You’re scrolling through your Facebook newsfeed when you notice a post that doesn’t seem right. Why would your grandmother be posting a link to a video of someone doing something offensive? Or maybe a friend has tagged you in a post claiming to have great deals on designer sunglasses.
Most of us are Facebook savvy enough by now to recognize these posts as viruses. And usually, someone will notify the poster that their account has been compromised, followed by the victim posting an apology or explanation for the inappropriate posting. Usually, the situation’s resolved in a matter of minutes and everyone goes about their day.
Yet situations like this usually beg the question “How did this happen? How is it possible for posts to appear as if they come from me when I had nothing to do with them?”
The answer is tag-jacking, and it’s a common — and dangerous — form of cybercrime.
Tag-jacking spreads in the same way that most viruses do: First, one of your Facebook friends downloads a rogue app, usually from a link on someone else’s page. Usually rogue apps promise to do something not currently available on Facebook, such as see who has viewed your profile or unfriended you, claim to be an entry for a prize drawing or simply purport to be something shocking or controversial, thereby relying on social engineering and natural human curiosity to get people to click the link.
Clicking the link and downloading the app doesn’t tell you who was no longer interested in seeing pictures of your cat, though — it installs malware designed to steal your information and your friends’ information. Once the app installs, it posts links on your wall, and then tags everyone on your friends list in the photo to entice them to look. As soon as someone does click on the link and install the app, the cycle continues, as the app now posts to their wall and tags their friends — and the virus spreads.
Protecting your Facebook profile from tag-jacking is actually simple to do.
The first step is to install robust antivirus protection. While it may not be able to keep a rogue app from posting to your social media accounts, it will block the malware from installing on your machine. It will also inform you if a download, such as those you get when you click on links in tag-jacking bait, is harmful so you can block it and let others know.
Second, you can prevent your profile from being tag-jacked by customizing your privacy settings under the “Timeline and Tagging” tab. If you don’t want anyone to see any photos or posts you’re tagged in, change the setting for “Who can see posts you’ve been tagged in on your timeline?” to “Only Me.” This way, you can see (and remove) everything that you’ve been tagged in.
You can also control what posts to your timeline by enabling the option to approve posts in which you are tagged before they appear on your timeline. The drawback to this approach is that you can only approve or block posts from appearing on your timeline, and not from newsfeeds or search. That means that if you have mutual friends with the person who tagged you, they will still see the offending post.
Finally, your best bet is to click carefully. If something looks odd, or too good to be true, don’t click it, and let the poster know that it appeared on your feed and that you have reported it to Facebook. Another trick is to do your own research: If the post is a video, try searching YouTube for it by title. If it’s a scam, it won’t be there.

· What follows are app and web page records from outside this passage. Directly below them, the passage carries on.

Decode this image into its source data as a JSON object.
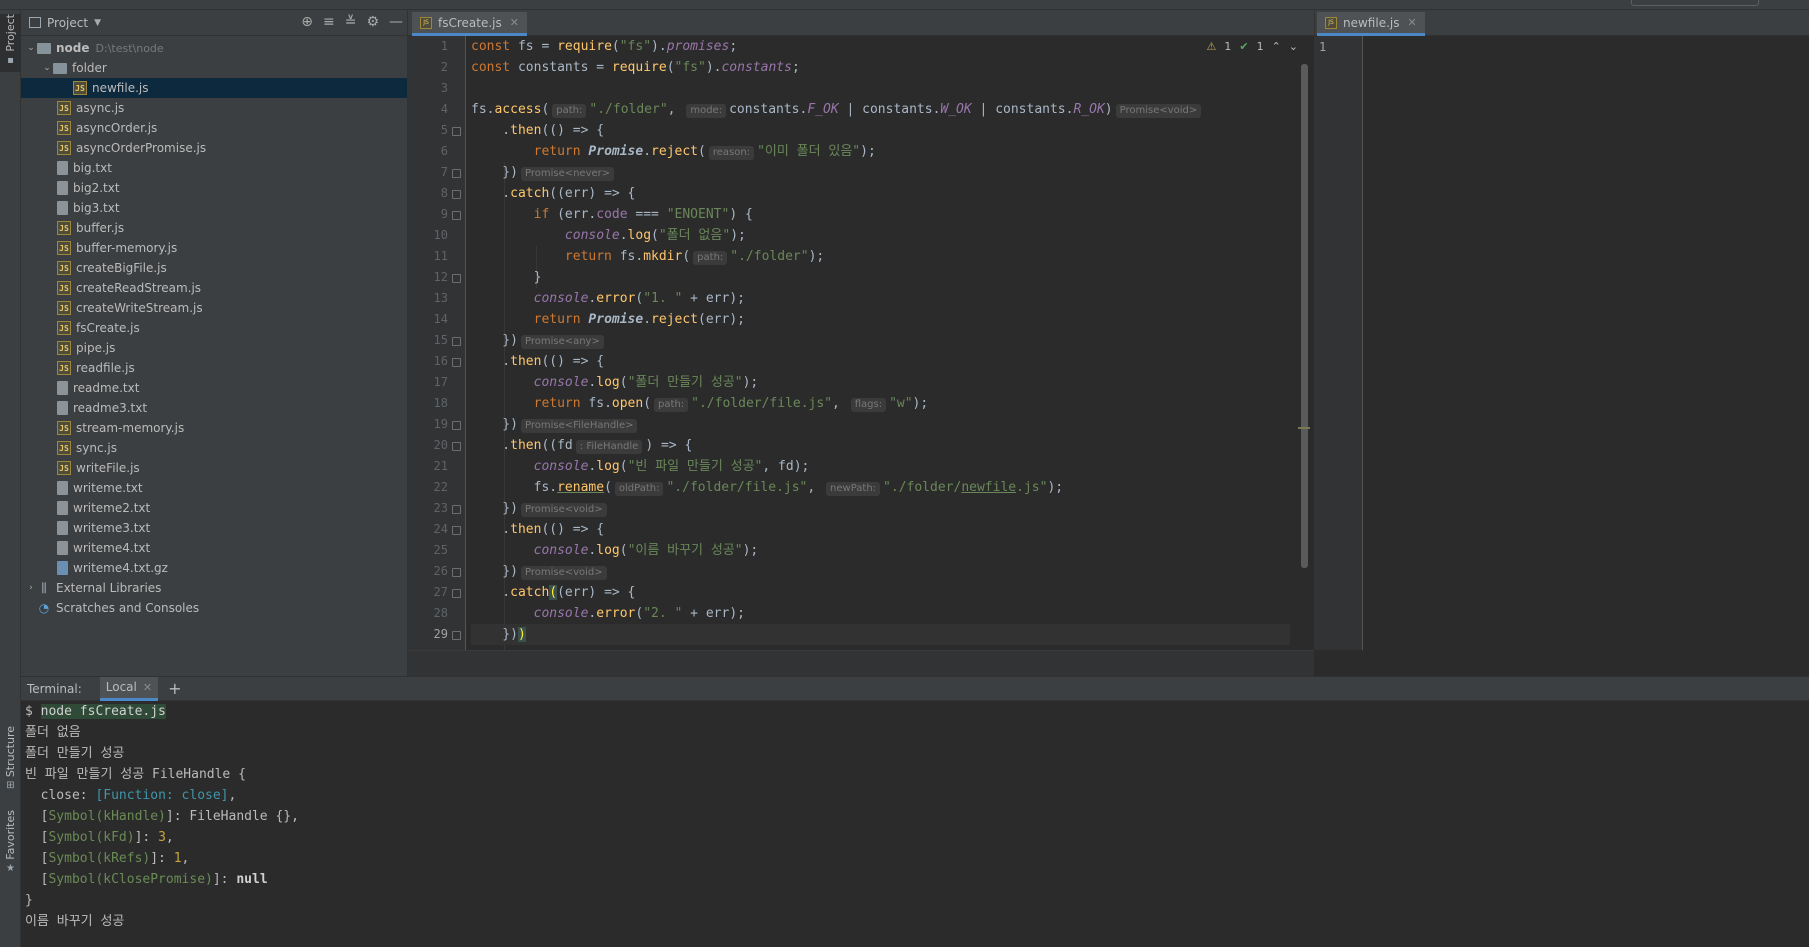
{
  "left_strip": {
    "project_tab": "Project",
    "structure_tab": "Structure",
    "favorites_tab": "Favorites"
  },
  "project_panel": {
    "title": "Project",
    "root": {
      "name": "node",
      "path": "D:\\test\\node"
    },
    "folder": "folder",
    "folder_child": "newfile.js",
    "files": [
      "async.js",
      "asyncOrder.js",
      "asyncOrderPromise.js",
      "big.txt",
      "big2.txt",
      "big3.txt",
      "buffer.js",
      "buffer-memory.js",
      "createBigFile.js",
      "createReadStream.js",
      "createWriteStream.js",
      "fsCreate.js",
      "pipe.js",
      "readfile.js",
      "readme.txt",
      "readme3.txt",
      "stream-memory.js",
      "sync.js",
      "writeFile.js",
      "writeme.txt",
      "writeme2.txt",
      "writeme3.txt",
      "writeme4.txt",
      "writeme4.txt.gz"
    ],
    "file_types": [
      "js",
      "js",
      "js",
      "txt",
      "txt",
      "txt",
      "js",
      "js",
      "js",
      "js",
      "js",
      "js",
      "js",
      "js",
      "txt",
      "txt",
      "js",
      "js",
      "js",
      "txt",
      "txt",
      "txt",
      "txt",
      "gz"
    ],
    "external_libraries": "External Libraries",
    "scratches": "Scratches and Consoles"
  },
  "editor_tab": "fsCreate.js",
  "right_tab": "newfile.js",
  "inspections": {
    "warnings": "1",
    "ok": "1"
  },
  "right_editor": {
    "line_number": "1"
  },
  "terminal": {
    "label": "Terminal:",
    "tab": "Local",
    "prompt": "$ ",
    "command": "node fsCreate.js",
    "line1": "폴더 없음",
    "line2": "폴더 만들기 성공",
    "line3": "빈 파일 만들기 성공 FileHandle {",
    "close_key": "  close: ",
    "close_val": "[Function: close]",
    "sym1": "Symbol(kHandle)",
    "sym1_val": ": FileHandle {},",
    "sym2": "Symbol(kFd)",
    "sym2_val": "3",
    "sym3": "Symbol(kRefs)",
    "sym3_val": "1",
    "sym4": "Symbol(kClosePromise)",
    "sym4_val": "null",
    "close_brace": "}",
    "last": "이름 바꾸기 성공"
  }
}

Help! I Have Been Tag-Jacked!
So you made a mistake and couldn’t resist clicking on a tempting link — and now you’re tag-jacking all of your friends.
The first step is to remove the offending post from your timeline, and notify your friends that it was malware. Then, go into your Facebook app settings and remove the offending app (it should be easy to find). That should take care of the tag-jacking. Don’t forget to report the original post to Facebook! Finally, run a virus scan on your machine to ensure that nothing sneaked in under the radar. In most cases, your antivirus will have blocked the malware and you have nothing more to worry about.

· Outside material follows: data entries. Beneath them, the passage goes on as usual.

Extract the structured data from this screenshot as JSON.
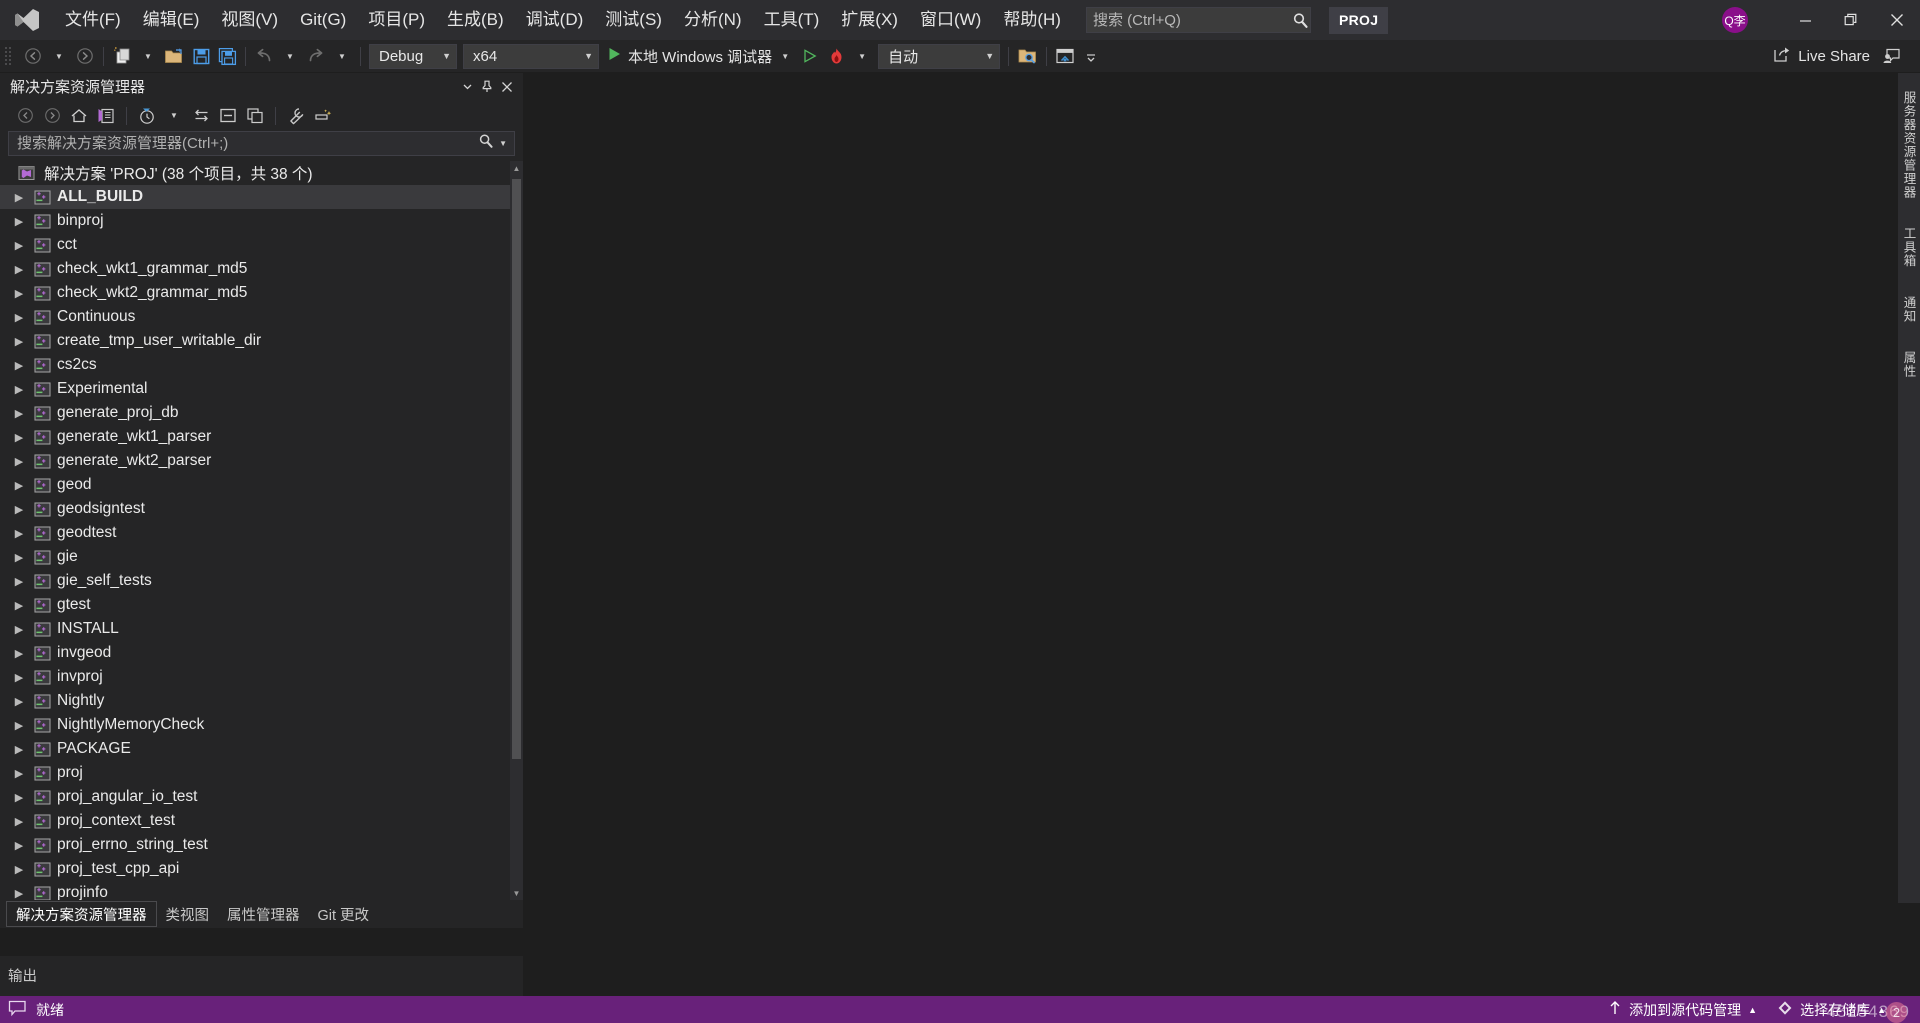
{
  "app": {
    "title_badge": "PROJ",
    "logo_icon": "visual-studio-logo-icon"
  },
  "menu": {
    "items": [
      {
        "label": "文件(F)",
        "name": "menu-file"
      },
      {
        "label": "编辑(E)",
        "name": "menu-edit"
      },
      {
        "label": "视图(V)",
        "name": "menu-view"
      },
      {
        "label": "Git(G)",
        "name": "menu-git"
      },
      {
        "label": "项目(P)",
        "name": "menu-project"
      },
      {
        "label": "生成(B)",
        "name": "menu-build"
      },
      {
        "label": "调试(D)",
        "name": "menu-debug"
      },
      {
        "label": "测试(S)",
        "name": "menu-test"
      },
      {
        "label": "分析(N)",
        "name": "menu-analyze"
      },
      {
        "label": "工具(T)",
        "name": "menu-tools"
      },
      {
        "label": "扩展(X)",
        "name": "menu-extensions"
      },
      {
        "label": "窗口(W)",
        "name": "menu-window"
      },
      {
        "label": "帮助(H)",
        "name": "menu-help"
      }
    ]
  },
  "search": {
    "placeholder": "搜索 (Ctrl+Q)",
    "value": "",
    "icon": "magnifier-icon"
  },
  "account": {
    "initials": "Q李",
    "color": "#8a0f8a"
  },
  "window_controls": {
    "minimize": "—",
    "restore": "restore-icon",
    "close": "✕"
  },
  "toolbar": {
    "back_icon": "arrow-back-icon",
    "forward_icon": "arrow-forward-icon",
    "new_item_icon": "new-project-icon",
    "open_icon": "open-folder-icon",
    "save_icon": "save-icon",
    "save_all_icon": "save-all-icon",
    "undo_icon": "undo-icon",
    "redo_icon": "redo-icon",
    "configuration": "Debug",
    "platform": "x64",
    "run_label": "本地 Windows 调试器",
    "run_icon": "play-icon",
    "start_no_debug_icon": "play-outline-icon",
    "hot_reload_icon": "hot-reload-flame-icon",
    "hot_reload_mode": "自动",
    "find_in_files_icon": "find-in-files-icon",
    "window_layout_icon": "window-layout-icon",
    "overflow_icon": "toolbar-overflow-icon",
    "live_share": "Live Share",
    "live_share_icon": "live-share-icon",
    "feedback_icon": "send-feedback-icon"
  },
  "solution_explorer": {
    "title": "解决方案资源管理器",
    "header_buttons": {
      "dropdown": "chevron-down-icon",
      "pin": "pin-icon",
      "close": "close-icon"
    },
    "toolbar_icons": [
      "nav-back-icon",
      "nav-forward-icon",
      "home-icon",
      "switch-views-icon",
      "pending-changes-filter-icon",
      "filter-dropdown-icon",
      "sync-with-active-document-icon",
      "collapse-all-icon",
      "show-all-files-icon",
      "properties-icon",
      "preview-selected-items-icon"
    ],
    "search_placeholder": "搜索解决方案资源管理器(Ctrl+;)",
    "search_value": "",
    "search_icon": "magnifier-icon",
    "root": {
      "label": "解决方案 'PROJ' (38 个项目，共 38 个)",
      "icon": "solution-icon"
    },
    "selected_item": "ALL_BUILD",
    "projects": [
      "ALL_BUILD",
      "binproj",
      "cct",
      "check_wkt1_grammar_md5",
      "check_wkt2_grammar_md5",
      "Continuous",
      "create_tmp_user_writable_dir",
      "cs2cs",
      "Experimental",
      "generate_proj_db",
      "generate_wkt1_parser",
      "generate_wkt2_parser",
      "geod",
      "geodsigntest",
      "geodtest",
      "gie",
      "gie_self_tests",
      "gtest",
      "INSTALL",
      "invgeod",
      "invproj",
      "Nightly",
      "NightlyMemoryCheck",
      "PACKAGE",
      "proj",
      "proj_angular_io_test",
      "proj_context_test",
      "proj_errno_string_test",
      "proj_test_cpp_api",
      "projinfo"
    ],
    "tabs": [
      {
        "label": "解决方案资源管理器",
        "active": true
      },
      {
        "label": "类视图",
        "active": false
      },
      {
        "label": "属性管理器",
        "active": false
      },
      {
        "label": "Git 更改",
        "active": false
      }
    ]
  },
  "output_panel": {
    "label": "输出"
  },
  "right_rail": {
    "tabs": [
      "服务器资源管理器",
      "工具箱",
      "通知",
      "属性"
    ]
  },
  "statusbar": {
    "ready_icon": "speech-bubble-icon",
    "ready": "就绪",
    "source_control_icon": "upload-arrow-icon",
    "source_control": "添加到源代码管理",
    "source_control_caret": "▲",
    "repo_icon": "repository-icon",
    "repo": "选择存储库",
    "repo_caret": "▲",
    "watermark_text": "45254369",
    "watermark_badge": "2",
    "accent": "#68217a"
  }
}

With millions of people using Facebook every day — and the reams of personal information shared on the site — it’s no wonder that scammers and hackers are trying to figure out ways to use if for nefarious purposes. Protect yourself by knowing how they work, and how to block them.